While tedious, doing this ensures you have the best coverage possible. You won’t have a deductible, and claim settlements are easier. The only disadvantage could be if your belongings gain value annually, like expensive artwork does. You’d have to get an appraisal annually, which can seem nearly impossible to do and likely won’t be a time you look forward to, but it’s imperative.
How imperative it is depends on the belongings, their worth, and if you regularly add to a collection. If you have something that appreciates as a general rule, it’s worth the extra time. Remember too that whenever adding to a collection, that item has its own value and often changes the value of your entire collection, most likely increasing the collection’s value.
Buy special perils coverage
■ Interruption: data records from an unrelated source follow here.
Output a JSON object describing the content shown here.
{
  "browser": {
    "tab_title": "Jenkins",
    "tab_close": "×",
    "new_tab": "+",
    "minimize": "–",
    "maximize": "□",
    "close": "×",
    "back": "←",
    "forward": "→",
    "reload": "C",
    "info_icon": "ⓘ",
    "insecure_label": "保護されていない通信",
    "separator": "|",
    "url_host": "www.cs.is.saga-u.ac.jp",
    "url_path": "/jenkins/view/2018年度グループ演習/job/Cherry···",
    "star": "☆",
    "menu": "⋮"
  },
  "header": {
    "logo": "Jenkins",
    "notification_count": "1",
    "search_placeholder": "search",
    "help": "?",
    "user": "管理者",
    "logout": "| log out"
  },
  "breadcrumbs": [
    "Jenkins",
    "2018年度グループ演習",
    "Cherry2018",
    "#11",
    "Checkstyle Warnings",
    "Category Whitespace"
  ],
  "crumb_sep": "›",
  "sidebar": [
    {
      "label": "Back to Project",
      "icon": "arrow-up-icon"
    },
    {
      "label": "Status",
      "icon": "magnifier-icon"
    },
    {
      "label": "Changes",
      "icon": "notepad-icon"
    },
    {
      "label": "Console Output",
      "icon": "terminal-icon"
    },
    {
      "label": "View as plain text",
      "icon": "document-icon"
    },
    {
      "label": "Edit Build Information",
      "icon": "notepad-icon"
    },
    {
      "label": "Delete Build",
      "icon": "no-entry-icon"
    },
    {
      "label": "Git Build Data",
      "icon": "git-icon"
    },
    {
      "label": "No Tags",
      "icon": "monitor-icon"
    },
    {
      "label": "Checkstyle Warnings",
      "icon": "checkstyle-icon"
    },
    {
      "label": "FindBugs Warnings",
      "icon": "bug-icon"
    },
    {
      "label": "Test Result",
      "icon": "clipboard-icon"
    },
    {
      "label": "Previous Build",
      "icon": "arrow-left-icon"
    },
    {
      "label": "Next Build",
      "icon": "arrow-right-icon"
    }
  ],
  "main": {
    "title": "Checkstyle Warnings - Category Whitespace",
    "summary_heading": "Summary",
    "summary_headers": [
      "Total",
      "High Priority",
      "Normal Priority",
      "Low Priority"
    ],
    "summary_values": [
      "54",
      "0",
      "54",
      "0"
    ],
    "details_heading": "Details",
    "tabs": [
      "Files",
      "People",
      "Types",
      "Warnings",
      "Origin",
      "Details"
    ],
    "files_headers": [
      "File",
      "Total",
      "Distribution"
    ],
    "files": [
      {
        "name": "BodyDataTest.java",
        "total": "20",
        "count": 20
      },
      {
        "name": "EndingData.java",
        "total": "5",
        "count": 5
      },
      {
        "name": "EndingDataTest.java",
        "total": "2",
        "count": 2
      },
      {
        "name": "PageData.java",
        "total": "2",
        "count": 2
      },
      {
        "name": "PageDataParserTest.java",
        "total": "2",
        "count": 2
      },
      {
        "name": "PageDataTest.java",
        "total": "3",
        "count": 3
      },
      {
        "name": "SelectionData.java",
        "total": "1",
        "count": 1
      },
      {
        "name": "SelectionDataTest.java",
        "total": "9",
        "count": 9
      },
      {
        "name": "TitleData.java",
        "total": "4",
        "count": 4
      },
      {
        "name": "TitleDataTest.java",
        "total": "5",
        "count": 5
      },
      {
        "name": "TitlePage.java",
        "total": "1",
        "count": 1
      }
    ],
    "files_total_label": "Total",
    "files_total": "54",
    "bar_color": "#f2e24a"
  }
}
Another strategy for covering mid-range value items, like electronics, is to buy special perils coverage. This covers theft and accidents that cause damage or destroy your personal belongings.
It doesn’t cover everything, however. Similar to the way homeowners insurance won’t pay for structural flood damage, it won’t pay for contents damaged or destroyed by floods either. If you’re in a high-risk zone and have a mortgage from a federally regulated or insured lender, you’re required to carry flood coverage.
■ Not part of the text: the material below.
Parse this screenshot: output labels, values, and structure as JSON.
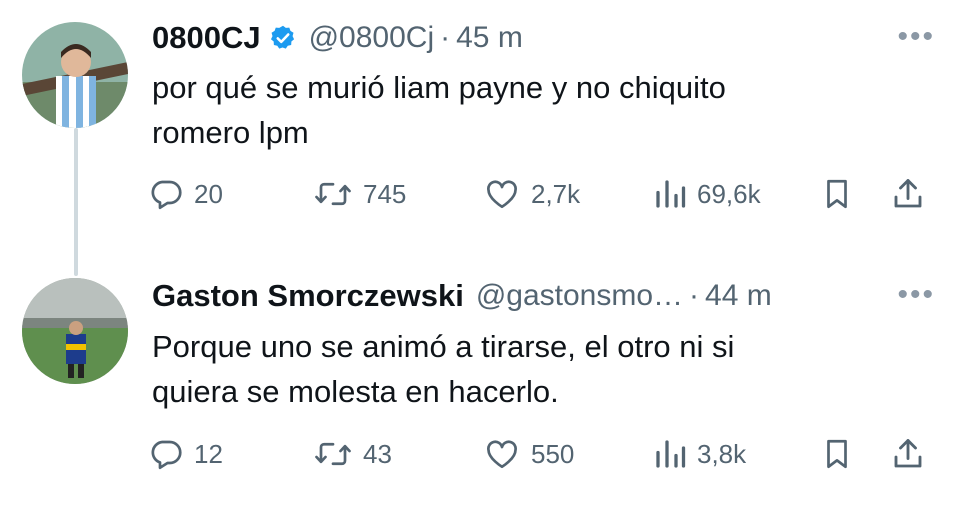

However, flood insurance, a federally-run insurance policy only available from the National Flood Insurance Program (NFIP), doesn’t cover personal belongings/contents. However, NFIP offers a second flood insurance policy solely for contents with $100K limits, the only way to insure contents against flood.
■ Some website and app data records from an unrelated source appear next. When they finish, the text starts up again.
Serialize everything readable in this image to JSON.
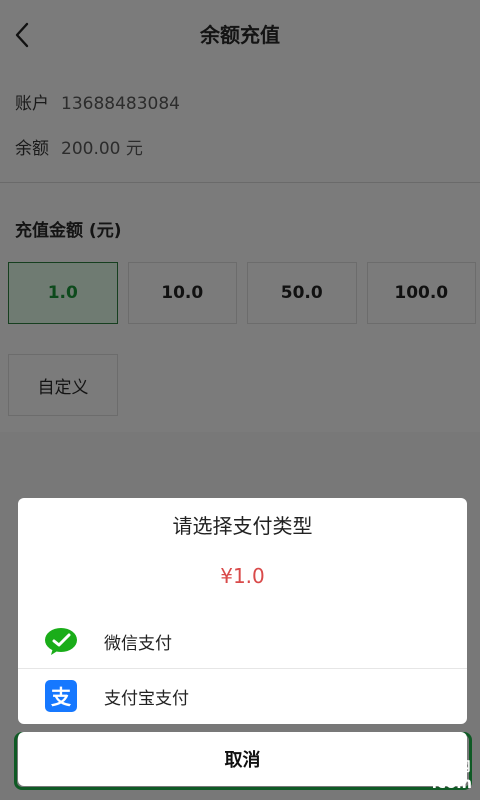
{
  "header": {
    "title": "余额充值"
  },
  "account": {
    "label": "账户",
    "value": "13688483084"
  },
  "balance": {
    "label": "余额",
    "value": "200.00 元"
  },
  "recharge": {
    "section_title": "充值金额 (元)",
    "amounts": [
      "1.0",
      "10.0",
      "50.0",
      "100.0"
    ],
    "selected": "1.0",
    "custom_label": "自定义"
  },
  "dialog": {
    "title": "请选择支付类型",
    "price": "¥1.0",
    "options": [
      {
        "label": "微信支付",
        "icon": "wechat-pay-icon"
      },
      {
        "label": "支付宝支付",
        "icon": "alipay-icon"
      }
    ],
    "cancel_label": "取消"
  },
  "watermark": {
    "number": "2265",
    "cn": "手游网",
    "com": ".com"
  },
  "colors": {
    "accent_green": "#0f5a25",
    "price_red": "#d94a4a",
    "wechat_green": "#1aad19",
    "alipay_blue": "#1678ff"
  }
}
Flood insurance isn’t as pricey as you may think and can be priceless in flood losses. For $100K in building coverage and $40K in contents coverage, premiums start at $274 a year. Whether in a high-risk flood zone or not, suffering huge losses because of failure to know policy limits is frustrating enough. Imagine the frustration upon discovering you have absolutely no coverage for contents destroyed or damaged by flood.
Talk to your provider
We value the roof over our head, but in some cases, it’s what’s under our roof that can mean the most, as well as possibly carry a higher value (relatively speaking) than our home. Even minimalists hold on to certain items that have intrinsic value.
For families who own property of any kind that’s worth a lot of money, it’s relatively inexpensive to obtain sufficient coverage by some means. That extra coverage is worth every penny — just as long as it’s not a penny from your coin collection. Talk to your provider about options if you’re still worried about not having sufficient coverage.
Invest in home protection
There are even more ways to keep your belongings safe alongside an insurance policy. Home monitoring systems are a great way to keep an eye on things while you’re not at home (and they might even earn you a discount on your home insurance).
For small items like jewelry and watches, consider purchasing a safe to further deter thieves from trying to snatch your most expensive belongings.
- Certain high-value items are only covered up to a certain dollar value under standard homeowners insurance policies.
- While every homeowners insurance company limits coverage for different items, the most common culprits are jewelry, electronics, and collectibles.
- If you own items that exceed the limits of your current home insurance policy, you’ll need additional coverage – often called an endorsement or floater policy – to make sure they’re insured.
Insurance policies might not cover everything automatically. Examine your policy to make sure you have the coverage you need.